======== Source records ========
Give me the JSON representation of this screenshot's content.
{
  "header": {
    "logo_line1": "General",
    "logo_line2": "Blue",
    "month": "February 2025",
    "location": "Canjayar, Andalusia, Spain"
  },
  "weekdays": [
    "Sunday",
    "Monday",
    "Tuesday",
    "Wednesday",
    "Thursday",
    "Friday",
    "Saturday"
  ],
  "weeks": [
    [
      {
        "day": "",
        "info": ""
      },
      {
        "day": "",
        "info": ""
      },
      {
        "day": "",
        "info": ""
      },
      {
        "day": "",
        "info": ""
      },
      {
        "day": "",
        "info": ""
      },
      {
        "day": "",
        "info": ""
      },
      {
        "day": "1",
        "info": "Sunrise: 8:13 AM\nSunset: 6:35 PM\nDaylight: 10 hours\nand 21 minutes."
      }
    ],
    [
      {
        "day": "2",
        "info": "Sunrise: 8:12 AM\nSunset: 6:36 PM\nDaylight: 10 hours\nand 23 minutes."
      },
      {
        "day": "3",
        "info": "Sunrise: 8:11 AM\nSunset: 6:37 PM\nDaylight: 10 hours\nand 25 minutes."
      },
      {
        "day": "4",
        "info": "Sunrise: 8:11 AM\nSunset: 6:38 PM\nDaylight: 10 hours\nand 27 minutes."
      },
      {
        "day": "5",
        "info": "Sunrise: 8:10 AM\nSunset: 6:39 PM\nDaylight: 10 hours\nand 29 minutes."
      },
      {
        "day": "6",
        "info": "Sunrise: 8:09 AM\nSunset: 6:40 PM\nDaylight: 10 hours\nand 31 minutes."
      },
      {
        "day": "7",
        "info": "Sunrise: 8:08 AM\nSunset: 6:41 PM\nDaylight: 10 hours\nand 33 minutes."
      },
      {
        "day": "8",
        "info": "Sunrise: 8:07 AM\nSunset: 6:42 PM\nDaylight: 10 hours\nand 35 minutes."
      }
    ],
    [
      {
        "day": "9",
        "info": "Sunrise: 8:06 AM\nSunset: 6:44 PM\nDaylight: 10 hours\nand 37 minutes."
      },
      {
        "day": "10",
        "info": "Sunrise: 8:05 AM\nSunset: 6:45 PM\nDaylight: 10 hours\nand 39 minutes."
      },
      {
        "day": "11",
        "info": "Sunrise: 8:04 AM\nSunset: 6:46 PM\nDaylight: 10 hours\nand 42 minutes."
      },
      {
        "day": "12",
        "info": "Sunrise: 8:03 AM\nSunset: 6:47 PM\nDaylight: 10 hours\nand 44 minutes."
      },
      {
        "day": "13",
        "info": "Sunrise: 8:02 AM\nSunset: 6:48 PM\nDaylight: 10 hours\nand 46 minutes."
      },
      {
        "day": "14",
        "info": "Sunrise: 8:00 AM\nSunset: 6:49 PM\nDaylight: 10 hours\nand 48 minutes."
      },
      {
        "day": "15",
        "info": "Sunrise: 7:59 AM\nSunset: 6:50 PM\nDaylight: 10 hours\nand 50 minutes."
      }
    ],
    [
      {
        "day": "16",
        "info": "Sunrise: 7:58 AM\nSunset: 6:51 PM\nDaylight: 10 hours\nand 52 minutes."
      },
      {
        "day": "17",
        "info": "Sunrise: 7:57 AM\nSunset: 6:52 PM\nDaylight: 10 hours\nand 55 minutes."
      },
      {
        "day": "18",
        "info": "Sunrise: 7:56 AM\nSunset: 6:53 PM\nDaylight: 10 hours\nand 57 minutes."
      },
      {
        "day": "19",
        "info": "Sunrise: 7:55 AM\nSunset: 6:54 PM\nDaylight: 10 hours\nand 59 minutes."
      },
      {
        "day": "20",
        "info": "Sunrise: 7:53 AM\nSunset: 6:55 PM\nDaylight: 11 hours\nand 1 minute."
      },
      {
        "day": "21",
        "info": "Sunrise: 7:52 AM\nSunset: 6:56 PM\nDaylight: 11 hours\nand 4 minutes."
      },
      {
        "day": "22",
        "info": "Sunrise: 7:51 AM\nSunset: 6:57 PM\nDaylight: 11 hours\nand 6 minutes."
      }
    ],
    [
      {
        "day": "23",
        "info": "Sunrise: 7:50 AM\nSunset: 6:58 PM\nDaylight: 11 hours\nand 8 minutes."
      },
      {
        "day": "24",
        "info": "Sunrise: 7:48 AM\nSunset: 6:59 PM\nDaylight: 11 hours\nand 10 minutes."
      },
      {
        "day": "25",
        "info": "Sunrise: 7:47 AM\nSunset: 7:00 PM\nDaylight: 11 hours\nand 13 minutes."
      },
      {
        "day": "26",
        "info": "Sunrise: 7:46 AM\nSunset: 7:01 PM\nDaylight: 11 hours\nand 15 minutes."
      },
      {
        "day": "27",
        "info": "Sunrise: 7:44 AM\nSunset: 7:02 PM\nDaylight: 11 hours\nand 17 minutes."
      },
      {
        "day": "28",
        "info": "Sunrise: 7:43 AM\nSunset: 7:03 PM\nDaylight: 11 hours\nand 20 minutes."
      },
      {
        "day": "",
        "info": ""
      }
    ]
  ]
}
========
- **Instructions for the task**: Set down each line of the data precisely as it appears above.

- **Response**:
Give me the JSON representation of this screenshot's content.
{
  "header": {
    "logo_line1": "General",
    "logo_line2": "Blue",
    "month": "February 2025",
    "location": "Canjayar, Andalusia, Spain"
  },
  "weekdays": [
    "Sunday",
    "Monday",
    "Tuesday",
    "Wednesday",
    "Thursday",
    "Friday",
    "Saturday"
  ],
  "weeks": [
    [
      {
        "day": "",
        "info": ""
      },
      {
        "day": "",
        "info": ""
      },
      {
        "day": "",
        "info": ""
      },
      {
        "day": "",
        "info": ""
      },
      {
        "day": "",
        "info": ""
      },
      {
        "day": "",
        "info": ""
      },
      {
        "day": "1",
        "info": "Sunrise: 8:13 AM\nSunset: 6:35 PM\nDaylight: 10 hours\nand 21 minutes."
      }
    ],
    [
      {
        "day": "2",
        "info": "Sunrise: 8:12 AM\nSunset: 6:36 PM\nDaylight: 10 hours\nand 23 minutes."
      },
      {
        "day": "3",
        "info": "Sunrise: 8:11 AM\nSunset: 6:37 PM\nDaylight: 10 hours\nand 25 minutes."
      },
      {
        "day": "4",
        "info": "Sunrise: 8:11 AM\nSunset: 6:38 PM\nDaylight: 10 hours\nand 27 minutes."
      },
      {
        "day": "5",
        "info": "Sunrise: 8:10 AM\nSunset: 6:39 PM\nDaylight: 10 hours\nand 29 minutes."
      },
      {
        "day": "6",
        "info": "Sunrise: 8:09 AM\nSunset: 6:40 PM\nDaylight: 10 hours\nand 31 minutes."
      },
      {
        "day": "7",
        "info": "Sunrise: 8:08 AM\nSunset: 6:41 PM\nDaylight: 10 hours\nand 33 minutes."
      },
      {
        "day": "8",
        "info": "Sunrise: 8:07 AM\nSunset: 6:42 PM\nDaylight: 10 hours\nand 35 minutes."
      }
    ],
    [
      {
        "day": "9",
        "info": "Sunrise: 8:06 AM\nSunset: 6:44 PM\nDaylight: 10 hours\nand 37 minutes."
      },
      {
        "day": "10",
        "info": "Sunrise: 8:05 AM\nSunset: 6:45 PM\nDaylight: 10 hours\nand 39 minutes."
      },
      {
        "day": "11",
        "info": "Sunrise: 8:04 AM\nSunset: 6:46 PM\nDaylight: 10 hours\nand 42 minutes."
      },
      {
        "day": "12",
        "info": "Sunrise: 8:03 AM\nSunset: 6:47 PM\nDaylight: 10 hours\nand 44 minutes."
      },
      {
        "day": "13",
        "info": "Sunrise: 8:02 AM\nSunset: 6:48 PM\nDaylight: 10 hours\nand 46 minutes."
      },
      {
        "day": "14",
        "info": "Sunrise: 8:00 AM\nSunset: 6:49 PM\nDaylight: 10 hours\nand 48 minutes."
      },
      {
        "day": "15",
        "info": "Sunrise: 7:59 AM\nSunset: 6:50 PM\nDaylight: 10 hours\nand 50 minutes."
      }
    ],
    [
      {
        "day": "16",
        "info": "Sunrise: 7:58 AM\nSunset: 6:51 PM\nDaylight: 10 hours\nand 52 minutes."
      },
      {
        "day": "17",
        "info": "Sunrise: 7:57 AM\nSunset: 6:52 PM\nDaylight: 10 hours\nand 55 minutes."
      },
      {
        "day": "18",
        "info": "Sunrise: 7:56 AM\nSunset: 6:53 PM\nDaylight: 10 hours\nand 57 minutes."
      },
      {
        "day": "19",
        "info": "Sunrise: 7:55 AM\nSunset: 6:54 PM\nDaylight: 10 hours\nand 59 minutes."
      },
      {
        "day": "20",
        "info": "Sunrise: 7:53 AM\nSunset: 6:55 PM\nDaylight: 11 hours\nand 1 minute."
      },
      {
        "day": "21",
        "info": "Sunrise: 7:52 AM\nSunset: 6:56 PM\nDaylight: 11 hours\nand 4 minutes."
      },
      {
        "day": "22",
        "info": "Sunrise: 7:51 AM\nSunset: 6:57 PM\nDaylight: 11 hours\nand 6 minutes."
      }
    ],
    [
      {
        "day": "23",
        "info": "Sunrise: 7:50 AM\nSunset: 6:58 PM\nDaylight: 11 hours\nand 8 minutes."
      },
      {
        "day": "24",
        "info": "Sunrise: 7:48 AM\nSunset: 6:59 PM\nDaylight: 11 hours\nand 10 minutes."
      },
      {
        "day": "25",
        "info": "Sunrise: 7:47 AM\nSunset: 7:00 PM\nDaylight: 11 hours\nand 13 minutes."
      },
      {
        "day": "26",
        "info": "Sunrise: 7:46 AM\nSunset: 7:01 PM\nDaylight: 11 hours\nand 15 minutes."
      },
      {
        "day": "27",
        "info": "Sunrise: 7:44 AM\nSunset: 7:02 PM\nDaylight: 11 hours\nand 17 minutes."
      },
      {
        "day": "28",
        "info": "Sunrise: 7:43 AM\nSunset: 7:03 PM\nDaylight: 11 hours\nand 20 minutes."
      },
      {
        "day": "",
        "info": ""
      }
    ]
  ]
}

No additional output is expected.